The acetate I found buried in the stacks at Roy Harte's Drum City turned out to be an original Don Carter acetate of "B-I-Bickey-Bi-Bo-Bo-Boo." I sent the acetate to David Denard and the track wound up being used on his compilation of Vincent original songs and demos. All of the above-mentioned songs and more can be found on the excellent compilation of Jack Rhodes-recorded Texas rockabilly called "Gene Vincent Cut Our Songs" on ACE Records (also released on vinyl by Norton Records under the title "Shake It Up And Move"). (After the ACE release, I sold the acetate on eBay, which is why I don't have a label scan here. I hated to sell it but I got over six hundred dollars for my 25-cent investment--such is the obsession of Gene Vincent fans)
Below: Don Carter, author and crooner of "B-I-Bickey-Bi-Bo-Bo-Boo."
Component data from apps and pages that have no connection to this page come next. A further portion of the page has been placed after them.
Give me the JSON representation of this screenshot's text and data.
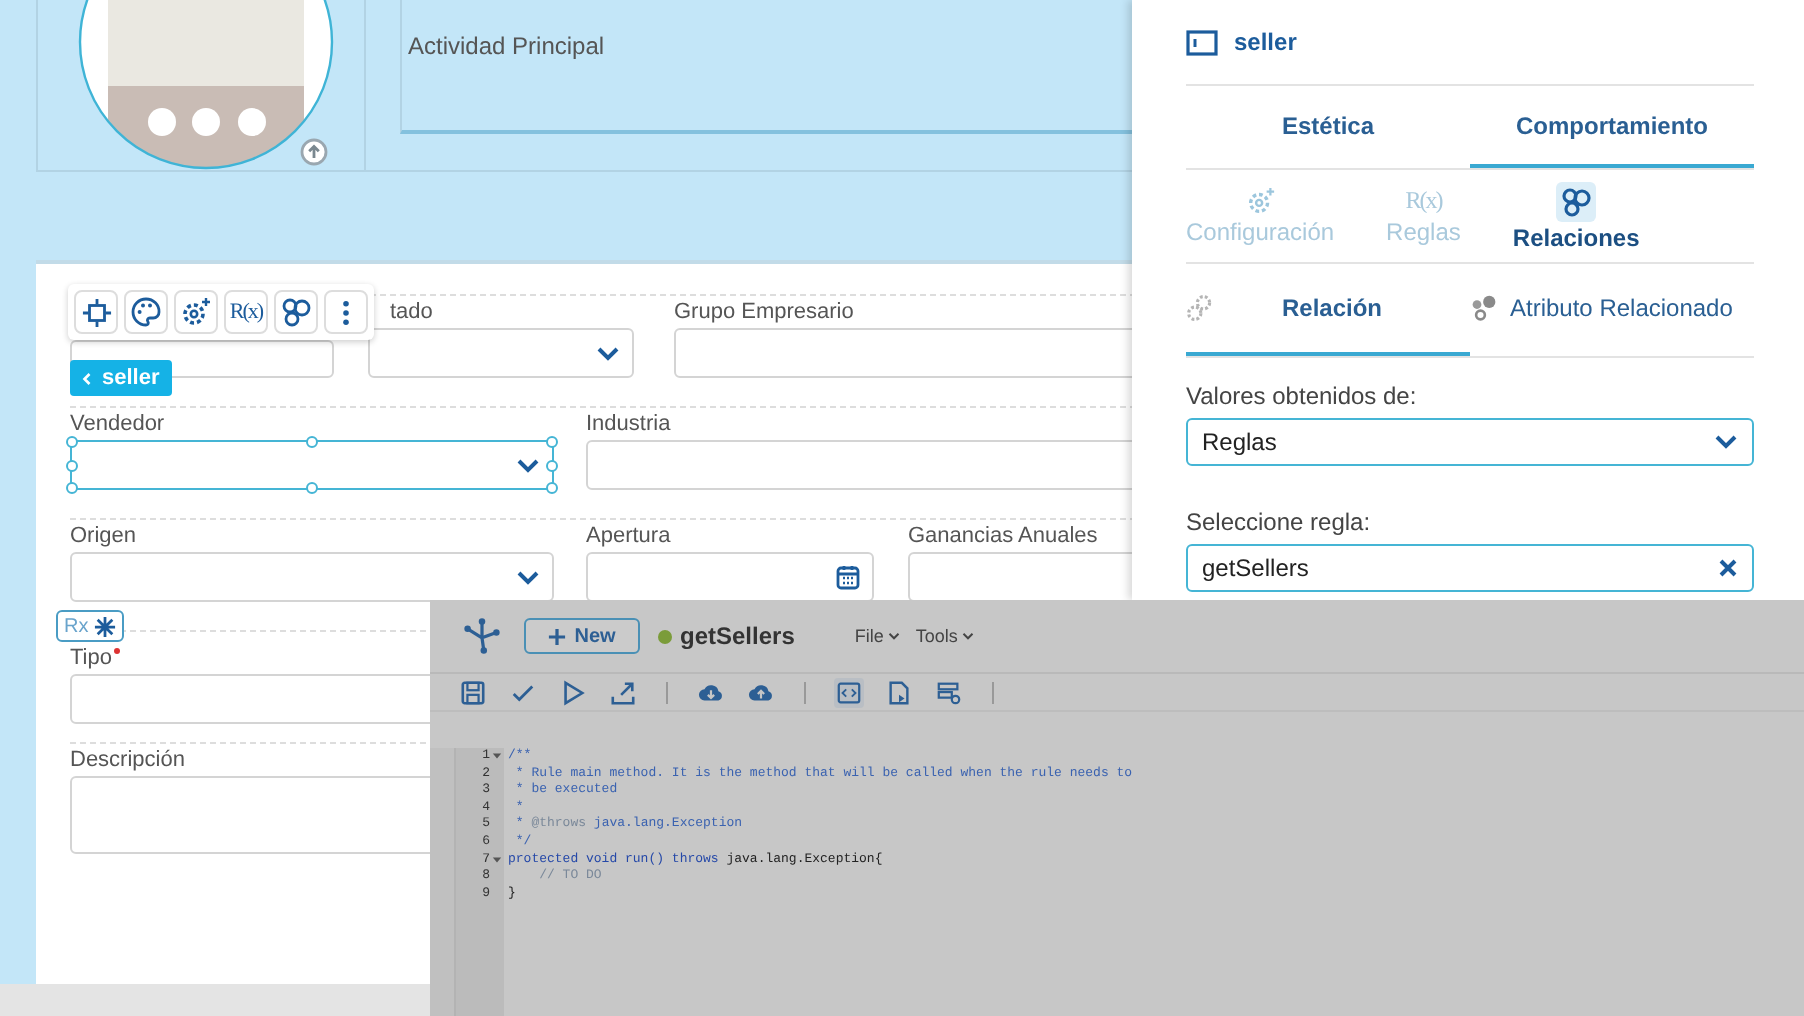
{
  "header": {
    "activity_label": "Actividad Principal"
  },
  "form": {
    "rows": [
      {
        "fields": [
          {
            "kind": "text",
            "selected": false
          },
          {
            "label": "tado",
            "kind": "select",
            "selected": false
          },
          {
            "label": "Grupo Empresario",
            "kind": "text",
            "selected": false
          }
        ]
      },
      {
        "fields": [
          {
            "label": "Vendedor",
            "kind": "select",
            "selected": true
          },
          {
            "label": "Industria",
            "kind": "text",
            "selected": false
          }
        ]
      },
      {
        "fields": [
          {
            "label": "Origen",
            "kind": "select",
            "selected": false
          },
          {
            "label": "Apertura",
            "kind": "date",
            "selected": false
          },
          {
            "label": "Ganancias Anuales",
            "kind": "text",
            "selected": false
          }
        ]
      },
      {
        "fields": [
          {
            "label": "Tipo",
            "kind": "text",
            "selected": false,
            "required": true
          }
        ]
      },
      {
        "fields": [
          {
            "label": "Descripción",
            "kind": "textarea",
            "selected": false
          }
        ]
      }
    ],
    "toolbar_rule_text": "R(x)",
    "chip": "seller",
    "rx_badge": "Rx"
  },
  "panel": {
    "title": "seller",
    "tabs": [
      {
        "label": "Estética",
        "selected": false
      },
      {
        "label": "Comportamiento",
        "selected": true
      }
    ],
    "subtabs": [
      {
        "label": "Configuración",
        "selected": false
      },
      {
        "label": "Reglas",
        "icon_text": "R(x)",
        "selected": false
      },
      {
        "label": "Relaciones",
        "selected": true
      }
    ],
    "relation_tabs": [
      {
        "label": "Relación",
        "selected": true
      },
      {
        "label": "Atributo Relacionado",
        "selected": false
      }
    ],
    "source_label": "Valores obtenidos de:",
    "source_value": "Reglas",
    "rule_label": "Seleccione regla:",
    "rule_value": "getSellers"
  },
  "editor": {
    "new_label": "New",
    "file_name": "getSellers",
    "menus": [
      "File",
      "Tools"
    ],
    "code_lines": [
      {
        "number": "1",
        "fold": true,
        "tokens": [
          {
            "text": "/**",
            "kind": "comment"
          }
        ]
      },
      {
        "number": "2",
        "fold": false,
        "tokens": [
          {
            "text": " * Rule main method. It is the method that will be called when the rule needs to",
            "kind": "comment"
          }
        ]
      },
      {
        "number": "3",
        "fold": false,
        "tokens": [
          {
            "text": " * be executed",
            "kind": "comment"
          }
        ]
      },
      {
        "number": "4",
        "fold": false,
        "tokens": [
          {
            "text": " *",
            "kind": "comment"
          }
        ]
      },
      {
        "number": "5",
        "fold": false,
        "tokens": [
          {
            "text": " * ",
            "kind": "comment"
          },
          {
            "text": "@throws",
            "kind": "tag"
          },
          {
            "text": " java.lang.Exception",
            "kind": "comment"
          }
        ]
      },
      {
        "number": "6",
        "fold": false,
        "tokens": [
          {
            "text": " */",
            "kind": "comment"
          }
        ]
      },
      {
        "number": "7",
        "fold": true,
        "tokens": [
          {
            "text": "protected void run() throws ",
            "kind": "keyword"
          },
          {
            "text": "java.lang.Exception{",
            "kind": "plain"
          }
        ]
      },
      {
        "number": "8",
        "fold": false,
        "tokens": [
          {
            "text": "    // TO DO",
            "kind": "tag"
          }
        ]
      },
      {
        "number": "9",
        "fold": false,
        "tokens": [
          {
            "text": "}",
            "kind": "plain"
          }
        ]
      }
    ]
  }
}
The acetate I found probably wasn't the only copy made, as it undoubtedly was originally recorded on tape and a few acetates cut for reference purposes. I'm guessing the copy that I found was the file copy sent to Central Songs for publishing purposes. (Interestingly enough, I researched the publishing information on BMI's website (BMI is one of several songwriter and publisher organization that collects royalty payments) and the song is still registered as "B-I-Bickey-Bi-Bo-Bo-Boo," despite the fact that Gene Vincent had changed the name of the song when it was cut in 1956) The copy of the acetate that I found, though, was the one that survived the decades, and the one that was used on the reissue "Gene Vincent Cut Our Songs."
As a music historian, I felt proud of that fact that I had discovered a lost relic of Gene Vincent history. From a personal standpoint, I had to chuckle that I had done so much research and effort and learned so much about a song that my 10th grade English teacher told me didn't mean enough to write a paper about. I don't know why I always do things the hard way, but in ornery defiance, I had used a lifetime of experiences, research, and knowledge to prove to that English teacher that he was wrong--the song really did mean something.
After many years, I recently learned something new about the song, myself. After hearing Gene Vincent and his Blue Caps perform "B-I-Bickey-Bi-Bo-Bo-Go" a thousand times, after discovering Don Carter's original songwriting acetate demo of the song, after thinking I knew everything I could know about this silly novelty rockabilly number, I discovered where it all came from. It turns out that Don Carter had taken his inspiration from a higher source, the rockabilly trio known as Moe, Larry, and Curly--The Three Stooges. I guess my English teacher was right after all.
Below: The Three Stooges, "Swingin' The Alphabet"--from the 1938 short film "Violent Is The Word For Curly."